I’m Dead, Why Do I Care?
Why would you worry about the disposition of your remains? What does that even mean? Are there really that many options?
When a person dies, someone must make decisions concerning their burial and funeral arrangements; they must “dispose” of the deceased’s remains.
In fact, family members have a legal duty to “inter” (bury) the deceased and to pay reasonable costs to do so.
In Texas, you have three options when determining how to make decisions concerning the disposition of your remains.
You can leave detailed written instructions for your family regarding your wishes, you may appoint an agent to control the disposition of your remains, or you may allow the issue to wait until after your death and just allow disposition of your remains according to law.
As you’ll see below, doing nothing and letting the law control the disposition of your remains can create terrible stress on your family and loved ones and lead to expensive litigation.
Detailed Instruction to Family
If you have strong feelings about how you want your affairs handled, you may leave detailed, written, instructions for your family; including whether you choose to be buried, cremated, have your ashes scattered in a specific manner, etc.
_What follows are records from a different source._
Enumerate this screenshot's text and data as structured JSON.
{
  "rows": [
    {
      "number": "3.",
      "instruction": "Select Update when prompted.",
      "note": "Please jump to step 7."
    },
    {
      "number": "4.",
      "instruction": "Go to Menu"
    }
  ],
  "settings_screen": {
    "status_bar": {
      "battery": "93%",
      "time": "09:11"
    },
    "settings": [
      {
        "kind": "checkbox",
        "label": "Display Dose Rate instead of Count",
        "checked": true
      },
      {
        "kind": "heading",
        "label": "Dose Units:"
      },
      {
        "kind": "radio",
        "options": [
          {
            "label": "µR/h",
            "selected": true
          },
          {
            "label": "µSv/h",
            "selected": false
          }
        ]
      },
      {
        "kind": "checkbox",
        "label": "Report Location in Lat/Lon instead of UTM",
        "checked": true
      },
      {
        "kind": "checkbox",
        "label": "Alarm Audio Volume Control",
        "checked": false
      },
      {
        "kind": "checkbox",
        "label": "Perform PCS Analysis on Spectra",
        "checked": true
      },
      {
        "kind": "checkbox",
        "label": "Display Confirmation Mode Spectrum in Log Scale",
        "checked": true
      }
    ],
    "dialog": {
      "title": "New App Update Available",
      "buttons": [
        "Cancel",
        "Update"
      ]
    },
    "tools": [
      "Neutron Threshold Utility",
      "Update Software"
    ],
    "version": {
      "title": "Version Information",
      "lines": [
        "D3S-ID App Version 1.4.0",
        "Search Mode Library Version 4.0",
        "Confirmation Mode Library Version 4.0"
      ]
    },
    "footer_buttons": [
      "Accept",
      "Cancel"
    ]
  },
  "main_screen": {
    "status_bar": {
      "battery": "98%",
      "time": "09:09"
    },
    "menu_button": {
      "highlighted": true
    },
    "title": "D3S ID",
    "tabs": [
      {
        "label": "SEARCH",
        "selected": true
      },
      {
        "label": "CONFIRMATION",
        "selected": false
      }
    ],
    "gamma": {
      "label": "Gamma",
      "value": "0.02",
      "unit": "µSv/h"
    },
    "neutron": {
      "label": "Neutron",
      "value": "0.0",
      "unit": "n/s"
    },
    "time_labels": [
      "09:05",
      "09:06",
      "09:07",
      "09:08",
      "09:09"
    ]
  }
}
In many instances, people know exactly what they want to happen to their body when they die.
You can instruct your family to cremate your remains, (if you’ve ever wondered what this process entails, check out this YouTube Video), scatter your cremains in a specific area, keep your cremains in an urn, or even bury your cremains in a cemetery.
You can instruct your family on which cemetery you want to be buried in, the type of funeral service desired, the theme of the funeral service, the desired pall bearers, and give instructions as to who you would like to offer a eulogy.
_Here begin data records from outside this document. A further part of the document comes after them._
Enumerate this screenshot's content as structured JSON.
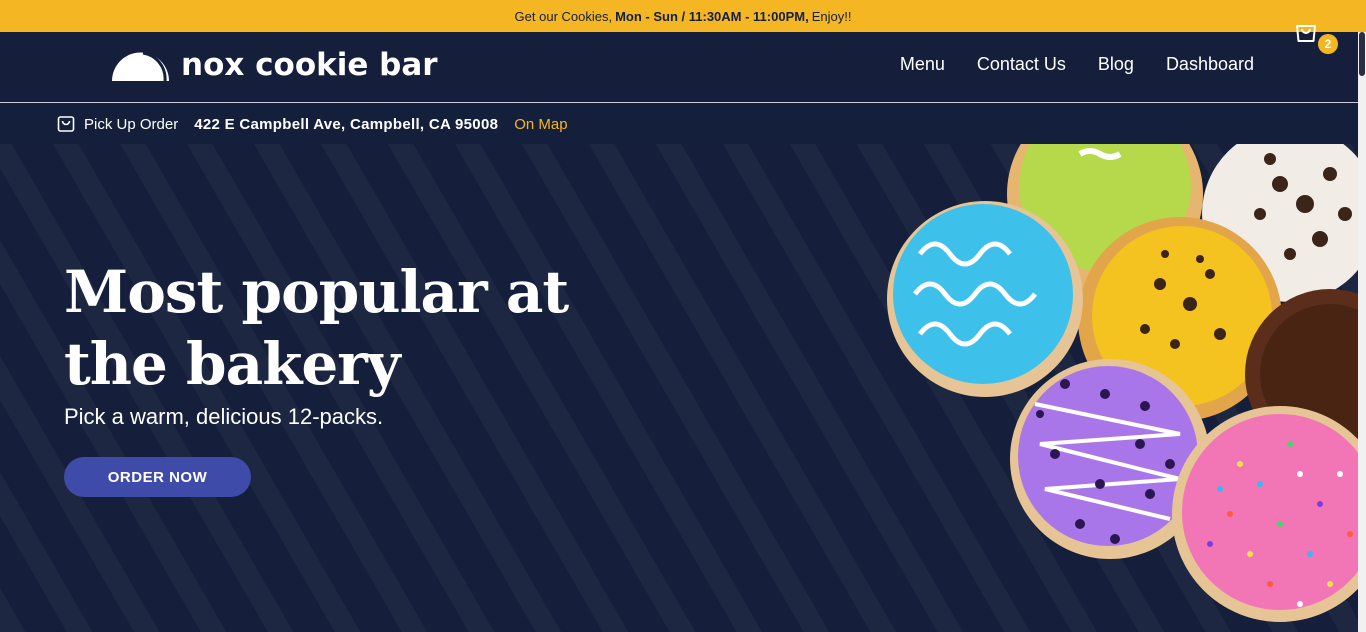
{
  "announcement": {
    "prefix": "Get our Cookies,",
    "hours": "Mon - Sun / 11:30AM - 11:00PM,",
    "suffix": "Enjoy!!"
  },
  "brand": {
    "name": "nox cookie bar"
  },
  "nav": {
    "items": [
      {
        "label": "Menu"
      },
      {
        "label": "Contact Us"
      },
      {
        "label": "Blog"
      },
      {
        "label": "Dashboard"
      }
    ]
  },
  "cart": {
    "count": "2"
  },
  "pickup": {
    "label": "Pick Up Order",
    "address": "422 E Campbell Ave, Campbell, CA 95008",
    "map_link": "On Map"
  },
  "hero": {
    "title_line1": "Most popular at",
    "title_line2": "the bakery",
    "subtitle": "Pick a warm, delicious 12-packs.",
    "cta": "ORDER NOW"
  },
  "colors": {
    "navy": "#151f3b",
    "accent": "#f4b723",
    "button": "#3e4ba8"
  },
  "icons": [
    "logo-mark-icon",
    "shopping-bag-icon",
    "pickup-bag-icon"
  ]
}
In 2005, journalist Hunter S. Thompson passed away leaving directions that he wished for his body to be shot out of a cannon to the tune of “Mr. Tambourine Man.” Cécile Lane left directions for her family to have her ashes placed inside an “eternal reef ball” which was to be placed in the ocean to create a new habitat for marine life. Many companies are in fact making a killing, no pun intended, creating these one-of-a-kind after death “experiences.”
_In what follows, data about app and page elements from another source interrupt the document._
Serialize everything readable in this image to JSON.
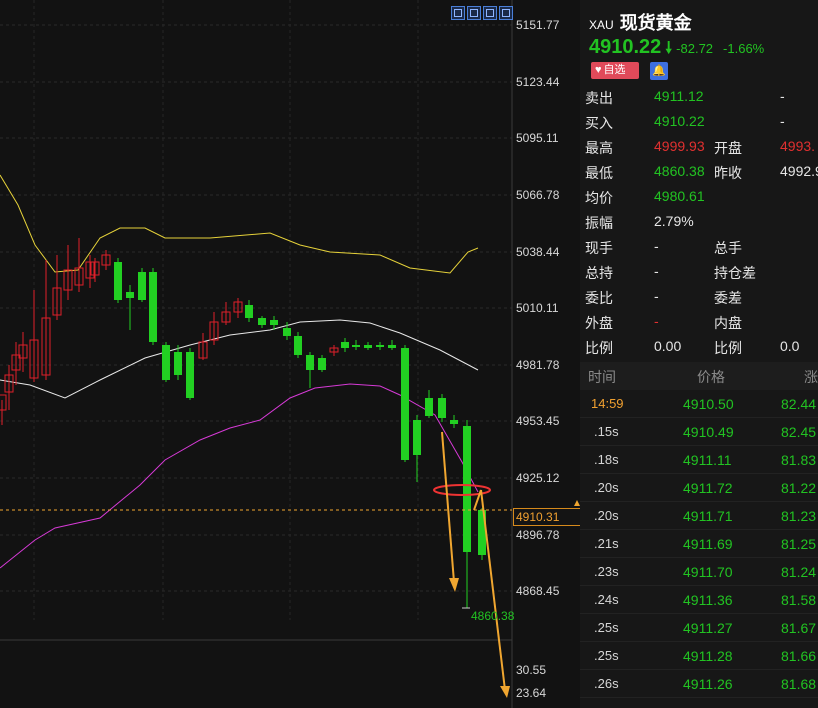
{
  "chart": {
    "y_ticks": [
      "5151.77",
      "5123.44",
      "5095.11",
      "5066.78",
      "5038.44",
      "5010.11",
      "4981.78",
      "4953.45",
      "4925.12",
      "4896.78",
      "4868.45",
      "30.55",
      "23.64"
    ],
    "current_price_tag": "4910.31",
    "low_label": "4860.38",
    "colors": {
      "up": "#e0202a",
      "down": "#22d022",
      "ma_upper": "#e6d23a",
      "ma_mid": "#e8e8e8",
      "ma_lower": "#d63ad6",
      "arrow": "#f0a630",
      "ring": "#ee3333"
    }
  },
  "toolbar": {
    "icons": [
      "crosshair-icon",
      "move-icon",
      "chart-mode-icon",
      "draw-line-icon"
    ]
  },
  "quote": {
    "code": "XAU",
    "name": "现货黄金",
    "price": "4910.22",
    "change": "-82.72",
    "change_pct": "-1.66%",
    "fav_label": "自选",
    "rows": [
      {
        "l1": "卖出",
        "v1": "4911.12",
        "v1c": "#22c322",
        "l2": "",
        "v2": "-",
        "v2c": "#e6e6e6"
      },
      {
        "l1": "买入",
        "v1": "4910.22",
        "v1c": "#22c322",
        "l2": "",
        "v2": "-",
        "v2c": "#e6e6e6"
      },
      {
        "l1": "最高",
        "v1": "4999.93",
        "v1c": "#e03030",
        "l2": "开盘",
        "v2": "4993.",
        "v2c": "#e03030"
      },
      {
        "l1": "最低",
        "v1": "4860.38",
        "v1c": "#22c322",
        "l2": "昨收",
        "v2": "4992.9",
        "v2c": "#e6e6e6"
      },
      {
        "l1": "均价",
        "v1": "4980.61",
        "v1c": "#22c322",
        "l2": "",
        "v2": "",
        "v2c": "#e6e6e6"
      },
      {
        "l1": "振幅",
        "v1": "2.79%",
        "v1c": "#e6e6e6",
        "l2": "",
        "v2": "",
        "v2c": "#e6e6e6"
      },
      {
        "l1": "现手",
        "v1": "-",
        "v1c": "#e6e6e6",
        "l2": "总手",
        "v2": "",
        "v2c": "#e6e6e6"
      },
      {
        "l1": "总持",
        "v1": "-",
        "v1c": "#e6e6e6",
        "l2": "持仓差",
        "v2": "",
        "v2c": "#e6e6e6"
      },
      {
        "l1": "委比",
        "v1": "-",
        "v1c": "#e6e6e6",
        "l2": "委差",
        "v2": "",
        "v2c": "#e6e6e6"
      },
      {
        "l1": "外盘",
        "v1": "-",
        "v1c": "#e03030",
        "l2": "内盘",
        "v2": "",
        "v2c": "#e6e6e6"
      },
      {
        "l1": "比例",
        "v1": "0.00",
        "v1c": "#e6e6e6",
        "l2": "比例",
        "v2": "0.0",
        "v2c": "#e6e6e6"
      }
    ]
  },
  "ticks": {
    "headers": [
      "时间",
      "价格",
      "涨"
    ],
    "rows": [
      {
        "time": "14:59",
        "price": "4910.50",
        "chg": "82.44",
        "tc": "#f0a030"
      },
      {
        "time": ".15s",
        "price": "4910.49",
        "chg": "82.45",
        "tc": "#d6d6d6"
      },
      {
        "time": ".18s",
        "price": "4911.11",
        "chg": "81.83",
        "tc": "#d6d6d6"
      },
      {
        "time": ".20s",
        "price": "4911.72",
        "chg": "81.22",
        "tc": "#d6d6d6"
      },
      {
        "time": ".20s",
        "price": "4911.71",
        "chg": "81.23",
        "tc": "#d6d6d6"
      },
      {
        "time": ".21s",
        "price": "4911.69",
        "chg": "81.25",
        "tc": "#d6d6d6"
      },
      {
        "time": ".23s",
        "price": "4911.70",
        "chg": "81.24",
        "tc": "#d6d6d6"
      },
      {
        "time": ".24s",
        "price": "4911.36",
        "chg": "81.58",
        "tc": "#d6d6d6"
      },
      {
        "time": ".25s",
        "price": "4911.27",
        "chg": "81.67",
        "tc": "#d6d6d6"
      },
      {
        "time": ".25s",
        "price": "4911.28",
        "chg": "81.66",
        "tc": "#d6d6d6"
      },
      {
        "time": ".26s",
        "price": "4911.26",
        "chg": "81.68",
        "tc": "#d6d6d6"
      }
    ]
  }
}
—See Odd Funeral Requests (launched into space, turned into fireworks, turned into artificial reef)
The Qualified Writing
A qualified writing under the Texas Health and Safety Code could be part of your will, part of a prepaid funeral contract, or a separate writing altogether. If the instructions are part of the your Will, the law states they may be carried out without first having to go through the lengthy probate process. If your instructions are in a separate writing, the recommended way, that writing may only be revoked by a subsequent writing by you.
Appointment of Agent
Instead of having to plan your own funeral, you may also choose to appoint someone who will decide how to handle the disposition of your remains. Rather than leaving detailed instructions for your family to follow, you can simply name a person who will essentially become your agent and who will have the ability to make these decisions for you. Again, this may be a separate writing or may be included in a will.
It is important to remember that when deciding to appoint an agent in this capacity, you want to choose someone you trust and who knows you well. It would be pertinent to ensure that person is ok with being appointed, since this person would also have to agree to the appointment, and to discuss your wishes with that individual so that they have some idea of what you would prefer. This is a very common designation among spouses.
Letting the Law Control
Texas law sets out a priority list of those with the right to control the disposition of a decedent’s remains. These persons may make the decisions concerning interment, in the following order:
1. a person designated in a written instrument as detailed above;
2. the decedent’s surviving spouse;
3. any one of the decedent’s surviving adult children;
4. either one of the decedent’s surviving parents;
5. any one of the decedent’s surviving adult siblings; or
6. any adult person in the next degree of kinship in the order named by law to inherit the estate of the decedent.
What this means is, if a decedent left no writing to control the disposition or to appoint an agent, these people have priority to make the necessary decisions. Remember, this is a prioritized list so those at the top would win over those further down the list. This can get pretty tricky and can lead to expensive and messy court battles if your children want something different than your spouse (especially when your current spouse isn’t the parent of your children).
Where do you start?
Start by thinking about whether you want to be buried or cremated. Do you want special songs at your funeral? Do you want a big party? Do you want a memorial service on a beach? Do you want your ashes spread under the Statue of Liberty?
Then contact your estate planning attorney. They can help you decide which of the three options is best for you. Either way, your estate planning attorney can help you navigate the muddy waters in deciding what option best fits your, and your family’s, needs and desires.
–Authored by Kayla R. Wimberley, Esq.,
Matthew Harris Law, PLLC – Estate Management Division
1001 Main Street, Suite 200, Lubbock, Texas, 79401-3309
Tel: (806) 702-4852 | Fax: (800) 985-9479